The first note is the root, which is usually written as a small letter g. For the F major chord, this would be the note G.
The second note is the third, or middle tone, which is usually written as a large capital D. For the F major chord, this would be the note D.
And lastly, the fifth is the final note of the chord, which is always an f. This one depends on what key the music is in. In the example above, there was no key so we just use an f sound.
These three notes make up the whole structure of the chord, and all three must be played at once to play the chord correctly. When musicians talk about timing they refer to when these notes are being hit.
For instance, if the 1st (root) note is not properly timed then it becomes the 2nd (third) note and vice versa. This does not work for the chord!
When learning how to play the F chord, try practicing by using either a metronome or someone else’s song to check your timing.
Ways to progress using the F chord
The first way to progress is by changing how you play the chords. There are two main ways to do this with any given major chord, for example. One is to go down one step in terms of tone or quality.
The second option is to move up one step in term of position. This means that instead of playing the third note as the root, you play the fifth as the root. To make it more clear, think about it like putting your hand through the middle finger hole of a guitar string.
By moving up one step in position, what happens is you get a higher pitch than normal. A high pitched sound is called a sharp (think double-bass) and a lower pitched sound is a flat (think bass drop).

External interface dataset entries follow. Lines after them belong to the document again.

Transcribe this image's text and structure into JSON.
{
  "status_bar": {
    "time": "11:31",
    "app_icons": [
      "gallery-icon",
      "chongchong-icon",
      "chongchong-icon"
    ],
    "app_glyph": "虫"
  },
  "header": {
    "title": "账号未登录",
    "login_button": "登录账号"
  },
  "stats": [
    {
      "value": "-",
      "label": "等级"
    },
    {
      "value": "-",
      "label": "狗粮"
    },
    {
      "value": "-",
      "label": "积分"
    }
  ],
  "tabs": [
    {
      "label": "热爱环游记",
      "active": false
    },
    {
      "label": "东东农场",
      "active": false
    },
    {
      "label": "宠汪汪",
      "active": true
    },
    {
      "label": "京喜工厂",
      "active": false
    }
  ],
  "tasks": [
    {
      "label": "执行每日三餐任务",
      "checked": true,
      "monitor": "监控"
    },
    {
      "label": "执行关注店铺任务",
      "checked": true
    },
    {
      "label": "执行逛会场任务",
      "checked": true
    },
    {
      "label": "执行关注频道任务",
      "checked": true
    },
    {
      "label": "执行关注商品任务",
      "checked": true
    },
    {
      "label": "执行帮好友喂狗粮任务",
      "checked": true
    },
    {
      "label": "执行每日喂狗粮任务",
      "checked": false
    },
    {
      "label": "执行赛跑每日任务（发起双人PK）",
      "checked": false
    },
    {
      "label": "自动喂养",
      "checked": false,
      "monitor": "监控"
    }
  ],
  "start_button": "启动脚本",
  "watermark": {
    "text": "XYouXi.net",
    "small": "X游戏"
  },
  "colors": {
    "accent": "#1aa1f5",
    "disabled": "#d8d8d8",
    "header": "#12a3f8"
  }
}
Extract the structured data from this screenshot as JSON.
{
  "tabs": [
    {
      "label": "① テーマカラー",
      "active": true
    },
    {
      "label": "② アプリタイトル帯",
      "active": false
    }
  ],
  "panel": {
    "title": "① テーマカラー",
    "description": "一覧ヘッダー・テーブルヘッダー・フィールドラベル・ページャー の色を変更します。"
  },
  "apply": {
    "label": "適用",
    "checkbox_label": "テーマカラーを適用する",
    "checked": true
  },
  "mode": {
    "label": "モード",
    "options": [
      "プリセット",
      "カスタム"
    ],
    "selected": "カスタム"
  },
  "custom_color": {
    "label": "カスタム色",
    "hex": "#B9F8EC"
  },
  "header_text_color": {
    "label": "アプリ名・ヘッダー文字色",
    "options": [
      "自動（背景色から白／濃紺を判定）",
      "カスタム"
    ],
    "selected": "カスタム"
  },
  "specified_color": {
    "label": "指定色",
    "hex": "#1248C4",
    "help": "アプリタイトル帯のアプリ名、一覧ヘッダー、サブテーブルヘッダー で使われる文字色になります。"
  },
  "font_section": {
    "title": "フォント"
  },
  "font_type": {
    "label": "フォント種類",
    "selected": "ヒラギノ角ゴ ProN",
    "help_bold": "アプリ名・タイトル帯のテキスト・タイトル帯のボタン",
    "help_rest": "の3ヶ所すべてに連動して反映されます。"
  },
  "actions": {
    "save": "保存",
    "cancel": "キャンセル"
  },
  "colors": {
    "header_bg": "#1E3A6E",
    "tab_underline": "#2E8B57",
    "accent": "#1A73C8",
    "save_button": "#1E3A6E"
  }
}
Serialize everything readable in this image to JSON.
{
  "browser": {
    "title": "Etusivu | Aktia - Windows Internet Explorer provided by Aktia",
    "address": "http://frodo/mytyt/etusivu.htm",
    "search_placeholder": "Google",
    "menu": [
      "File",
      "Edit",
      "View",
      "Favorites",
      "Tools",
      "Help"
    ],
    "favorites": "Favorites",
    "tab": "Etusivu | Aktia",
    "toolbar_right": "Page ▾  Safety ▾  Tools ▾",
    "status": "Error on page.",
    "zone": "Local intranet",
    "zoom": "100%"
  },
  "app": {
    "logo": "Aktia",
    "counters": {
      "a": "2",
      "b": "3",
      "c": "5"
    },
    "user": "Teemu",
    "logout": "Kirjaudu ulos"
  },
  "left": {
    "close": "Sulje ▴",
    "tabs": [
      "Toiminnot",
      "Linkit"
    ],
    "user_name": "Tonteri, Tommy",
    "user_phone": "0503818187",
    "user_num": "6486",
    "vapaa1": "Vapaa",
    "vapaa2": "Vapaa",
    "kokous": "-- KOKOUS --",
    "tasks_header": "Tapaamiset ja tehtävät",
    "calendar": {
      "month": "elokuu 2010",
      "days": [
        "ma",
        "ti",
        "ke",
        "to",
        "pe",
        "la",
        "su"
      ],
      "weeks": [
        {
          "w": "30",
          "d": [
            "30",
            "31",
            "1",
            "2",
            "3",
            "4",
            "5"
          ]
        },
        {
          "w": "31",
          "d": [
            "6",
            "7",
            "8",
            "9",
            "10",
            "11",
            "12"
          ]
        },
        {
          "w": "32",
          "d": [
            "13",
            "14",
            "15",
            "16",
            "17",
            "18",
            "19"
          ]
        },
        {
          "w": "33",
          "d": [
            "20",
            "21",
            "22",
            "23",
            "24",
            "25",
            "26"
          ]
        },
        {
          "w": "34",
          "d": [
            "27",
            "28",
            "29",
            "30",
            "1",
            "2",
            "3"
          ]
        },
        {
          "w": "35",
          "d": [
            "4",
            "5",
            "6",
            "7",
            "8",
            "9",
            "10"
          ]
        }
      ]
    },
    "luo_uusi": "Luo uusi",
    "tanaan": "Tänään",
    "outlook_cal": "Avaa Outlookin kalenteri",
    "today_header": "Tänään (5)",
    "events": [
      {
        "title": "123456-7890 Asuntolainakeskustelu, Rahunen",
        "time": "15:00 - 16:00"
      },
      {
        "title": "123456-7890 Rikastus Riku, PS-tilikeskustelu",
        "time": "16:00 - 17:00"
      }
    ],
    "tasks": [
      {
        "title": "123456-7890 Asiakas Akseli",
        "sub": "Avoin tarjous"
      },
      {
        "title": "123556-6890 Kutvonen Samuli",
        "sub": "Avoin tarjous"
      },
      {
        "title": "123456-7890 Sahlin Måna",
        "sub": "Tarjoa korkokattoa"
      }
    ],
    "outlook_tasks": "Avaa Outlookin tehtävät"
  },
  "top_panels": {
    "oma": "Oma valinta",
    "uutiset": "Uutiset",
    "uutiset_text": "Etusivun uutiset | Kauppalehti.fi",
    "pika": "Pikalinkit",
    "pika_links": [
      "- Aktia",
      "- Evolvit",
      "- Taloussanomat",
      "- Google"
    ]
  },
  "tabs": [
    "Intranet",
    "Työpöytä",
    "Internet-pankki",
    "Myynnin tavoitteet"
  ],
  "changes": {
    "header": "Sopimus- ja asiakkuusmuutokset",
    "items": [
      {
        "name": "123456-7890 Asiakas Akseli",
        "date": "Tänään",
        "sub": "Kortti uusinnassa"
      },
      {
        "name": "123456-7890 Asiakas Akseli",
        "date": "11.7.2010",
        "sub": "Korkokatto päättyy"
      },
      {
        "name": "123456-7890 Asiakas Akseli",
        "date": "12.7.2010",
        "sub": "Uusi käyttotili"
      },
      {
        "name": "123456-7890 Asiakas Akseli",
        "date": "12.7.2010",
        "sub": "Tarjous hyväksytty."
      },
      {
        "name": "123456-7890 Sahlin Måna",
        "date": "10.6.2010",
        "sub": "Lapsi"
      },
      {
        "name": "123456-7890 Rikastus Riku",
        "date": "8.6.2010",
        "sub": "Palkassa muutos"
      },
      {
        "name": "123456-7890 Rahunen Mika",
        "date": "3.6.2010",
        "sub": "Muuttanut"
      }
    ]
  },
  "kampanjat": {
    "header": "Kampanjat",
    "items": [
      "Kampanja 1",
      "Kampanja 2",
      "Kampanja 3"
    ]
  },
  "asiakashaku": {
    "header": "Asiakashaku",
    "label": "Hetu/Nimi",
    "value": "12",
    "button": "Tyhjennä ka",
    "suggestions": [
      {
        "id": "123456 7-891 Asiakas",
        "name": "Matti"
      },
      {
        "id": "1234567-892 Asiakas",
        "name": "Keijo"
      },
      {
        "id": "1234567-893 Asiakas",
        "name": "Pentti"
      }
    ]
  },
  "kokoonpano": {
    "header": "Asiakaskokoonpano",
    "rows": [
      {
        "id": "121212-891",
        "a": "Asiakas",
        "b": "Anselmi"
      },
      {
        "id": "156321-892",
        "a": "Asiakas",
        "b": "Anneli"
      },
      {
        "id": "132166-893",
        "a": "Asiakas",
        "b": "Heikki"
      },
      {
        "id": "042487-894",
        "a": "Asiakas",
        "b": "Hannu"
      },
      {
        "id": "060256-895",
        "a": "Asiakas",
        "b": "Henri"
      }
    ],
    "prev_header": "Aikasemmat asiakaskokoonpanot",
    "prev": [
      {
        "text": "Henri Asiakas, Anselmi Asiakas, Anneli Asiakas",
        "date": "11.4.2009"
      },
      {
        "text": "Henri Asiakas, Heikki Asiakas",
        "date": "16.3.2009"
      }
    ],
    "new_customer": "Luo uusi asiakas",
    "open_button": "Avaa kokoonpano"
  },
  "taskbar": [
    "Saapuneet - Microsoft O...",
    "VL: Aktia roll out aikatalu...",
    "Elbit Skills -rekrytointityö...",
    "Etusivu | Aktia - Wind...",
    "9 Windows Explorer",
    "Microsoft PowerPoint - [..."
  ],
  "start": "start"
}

Using our example above, the first option would be to take the third degree of the chord and lowering it one whole step. So, the third would become the fourth, the fourth becomes the fifth, and so on until you reach the root!
This is an easy way to learn how to play the F chord because now every part of the chord has its own place and role. You can also use these concepts outside of music theory such as going from III to IV at the end of a song.
Songs that use the F chord
Many songs start with an open position of the guitar where either the root, or first note is the F-chord.
Tips for playing the F chord
The second way to play the F major chord is using your hand position first, index finger along the bass string, middle finger on the third fret of the top string, and ring or pinky finger on the fifth fret of the lower string.
Your thumb can be either up or down, depending on how you like to play the guitar. Some people use their thumbs as barre chords, which is great to know!
After all these fingers are in place, you simply slide your left hand across the neck towards the right side until all three fingers meet at the same time. Then push upwards with your index finger to produce the note G. Repeat this process for other notes within the chord to learn how to play it correctly!
This technique is called hammer-ons and lacing. Both are very important skills to have if you want to truly master the chord structure of music.
The Jam Addict team is a revolving door of writers who care about music, its effects on culture, and giving aspiring artists tools and knowledge to be inspired and keep on creating.
If you have any questions or concerns or just want to drop us a line, don't hesitate to contact us! We always appreciate the feedback.